?If people think the Arab countries are somehow afraid or inhibited by a democratic Iraq, this is completely false and this is not at all our view,? Mr. Zaki said. ?Our view is in order to get to a democratic Iraq we have to also get to a free and independent Iraq, an Iraq where people are secure, and have the ability to decide on their future without either inhibition or tyranny, and if we consider that the second is gone then the first has to go also. So this is what we want for the Iraqi people.?
Former Arab League secretary general Esmat Abdel Meguid said President Bush has yet to convince the world that developments in Iraq are under control.
?The facts are different and I think this matter is becoming more and more complicated every day, which is something sad,? he said.
Some analysts said Mr. Bush's assertion that the preemptive war on Iraq was necessary because, prior to September 11, 2001 "we were not on war footing," could set a dangerous precedent, or even encourage other countries to disregard international law in conflict situations.
But analyst Hala Mustafa, from Cairo's Al Ahram Center for Political and Strategic Studies, said despite the challenges the U.S. president has faced, she believes the Bush administration has made a positive impact on the region. ?Encouraging reform in the Middle East and modernization and pushing further the modernization process I think this is for the good of the whole region not just for the good of America. So if there are more years or more chances to build on this, I think that would be great for the whole region,? she said.

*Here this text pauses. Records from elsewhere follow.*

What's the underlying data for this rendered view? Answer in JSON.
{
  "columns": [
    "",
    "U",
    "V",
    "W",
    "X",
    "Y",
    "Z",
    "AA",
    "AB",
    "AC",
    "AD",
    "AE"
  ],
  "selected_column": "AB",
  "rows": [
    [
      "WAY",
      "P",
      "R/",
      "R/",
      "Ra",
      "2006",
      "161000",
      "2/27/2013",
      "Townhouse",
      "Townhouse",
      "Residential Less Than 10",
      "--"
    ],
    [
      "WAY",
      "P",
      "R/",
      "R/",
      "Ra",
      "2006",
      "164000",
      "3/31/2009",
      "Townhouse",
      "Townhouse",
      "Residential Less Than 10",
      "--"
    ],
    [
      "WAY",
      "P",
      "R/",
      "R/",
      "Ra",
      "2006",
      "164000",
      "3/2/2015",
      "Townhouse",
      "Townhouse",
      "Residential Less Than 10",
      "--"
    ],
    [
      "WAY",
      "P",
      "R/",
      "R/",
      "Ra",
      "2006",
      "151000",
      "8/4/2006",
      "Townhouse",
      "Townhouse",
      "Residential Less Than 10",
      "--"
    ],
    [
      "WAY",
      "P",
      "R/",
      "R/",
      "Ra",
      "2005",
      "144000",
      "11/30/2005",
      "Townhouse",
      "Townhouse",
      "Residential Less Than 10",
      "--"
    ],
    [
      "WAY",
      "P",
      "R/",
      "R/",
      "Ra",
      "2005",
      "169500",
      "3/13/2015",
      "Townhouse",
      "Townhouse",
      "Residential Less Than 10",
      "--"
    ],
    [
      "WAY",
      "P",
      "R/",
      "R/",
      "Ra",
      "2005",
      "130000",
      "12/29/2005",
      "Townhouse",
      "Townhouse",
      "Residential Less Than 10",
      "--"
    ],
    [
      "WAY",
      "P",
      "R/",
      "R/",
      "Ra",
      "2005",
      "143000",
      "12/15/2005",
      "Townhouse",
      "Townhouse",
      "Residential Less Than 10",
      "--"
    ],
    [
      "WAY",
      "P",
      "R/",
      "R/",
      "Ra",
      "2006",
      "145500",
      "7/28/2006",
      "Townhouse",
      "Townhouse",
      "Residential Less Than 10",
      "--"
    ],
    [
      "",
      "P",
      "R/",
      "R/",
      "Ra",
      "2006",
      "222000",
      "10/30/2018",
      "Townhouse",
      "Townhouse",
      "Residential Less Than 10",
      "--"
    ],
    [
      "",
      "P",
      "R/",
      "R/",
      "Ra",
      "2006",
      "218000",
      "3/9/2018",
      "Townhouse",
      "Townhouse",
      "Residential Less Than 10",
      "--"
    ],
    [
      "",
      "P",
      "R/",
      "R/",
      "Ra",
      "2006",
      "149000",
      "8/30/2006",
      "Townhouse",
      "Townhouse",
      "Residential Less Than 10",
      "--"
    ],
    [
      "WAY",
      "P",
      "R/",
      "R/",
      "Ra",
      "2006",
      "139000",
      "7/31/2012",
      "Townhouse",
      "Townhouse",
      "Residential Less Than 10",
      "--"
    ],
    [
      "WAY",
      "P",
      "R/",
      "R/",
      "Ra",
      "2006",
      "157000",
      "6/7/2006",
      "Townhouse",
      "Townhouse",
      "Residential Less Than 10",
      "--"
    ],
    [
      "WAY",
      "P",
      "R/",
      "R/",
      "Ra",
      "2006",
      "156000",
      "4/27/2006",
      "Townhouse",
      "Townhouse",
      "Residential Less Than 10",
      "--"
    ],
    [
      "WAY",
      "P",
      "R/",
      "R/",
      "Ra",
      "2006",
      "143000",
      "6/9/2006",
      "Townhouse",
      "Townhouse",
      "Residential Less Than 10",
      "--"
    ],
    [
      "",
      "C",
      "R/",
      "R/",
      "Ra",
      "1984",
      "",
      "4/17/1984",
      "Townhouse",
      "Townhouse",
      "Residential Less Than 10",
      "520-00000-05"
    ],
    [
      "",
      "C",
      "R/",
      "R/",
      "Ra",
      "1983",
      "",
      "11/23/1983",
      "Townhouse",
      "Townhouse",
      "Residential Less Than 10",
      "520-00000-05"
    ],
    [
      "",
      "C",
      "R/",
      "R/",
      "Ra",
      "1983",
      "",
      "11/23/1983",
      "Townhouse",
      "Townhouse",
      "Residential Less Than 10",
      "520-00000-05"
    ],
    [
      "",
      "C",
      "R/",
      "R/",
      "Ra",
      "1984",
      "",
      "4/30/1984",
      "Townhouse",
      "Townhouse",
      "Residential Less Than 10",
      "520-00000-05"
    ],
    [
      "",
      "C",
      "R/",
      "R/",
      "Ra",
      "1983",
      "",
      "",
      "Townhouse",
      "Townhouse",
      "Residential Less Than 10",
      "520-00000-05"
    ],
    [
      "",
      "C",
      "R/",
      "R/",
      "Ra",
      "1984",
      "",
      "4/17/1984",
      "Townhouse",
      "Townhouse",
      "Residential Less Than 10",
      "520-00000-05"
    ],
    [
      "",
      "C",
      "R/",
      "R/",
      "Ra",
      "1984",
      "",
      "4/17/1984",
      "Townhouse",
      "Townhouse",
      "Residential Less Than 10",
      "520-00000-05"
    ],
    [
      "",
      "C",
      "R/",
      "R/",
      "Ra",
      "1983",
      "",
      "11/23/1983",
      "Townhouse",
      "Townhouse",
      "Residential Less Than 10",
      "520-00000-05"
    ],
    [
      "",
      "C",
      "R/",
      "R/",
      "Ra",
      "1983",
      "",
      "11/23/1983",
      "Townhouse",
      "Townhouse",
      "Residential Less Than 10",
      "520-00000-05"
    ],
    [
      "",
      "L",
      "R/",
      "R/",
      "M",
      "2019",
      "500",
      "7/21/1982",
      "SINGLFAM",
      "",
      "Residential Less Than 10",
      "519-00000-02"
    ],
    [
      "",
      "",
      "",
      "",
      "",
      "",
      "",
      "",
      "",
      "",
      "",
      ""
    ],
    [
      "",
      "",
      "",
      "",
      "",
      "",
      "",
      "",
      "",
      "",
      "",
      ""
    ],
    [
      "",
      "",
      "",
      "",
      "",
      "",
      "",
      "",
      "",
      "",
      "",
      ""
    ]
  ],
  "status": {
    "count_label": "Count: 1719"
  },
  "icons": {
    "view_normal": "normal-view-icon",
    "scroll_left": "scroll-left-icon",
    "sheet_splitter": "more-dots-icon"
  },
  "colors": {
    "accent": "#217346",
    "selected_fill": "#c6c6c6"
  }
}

The U.S. president also vowed to stick to the planned June 30 date for the handover of power, and promised that a permanent government will be elected by the Iraqi people by December 2005.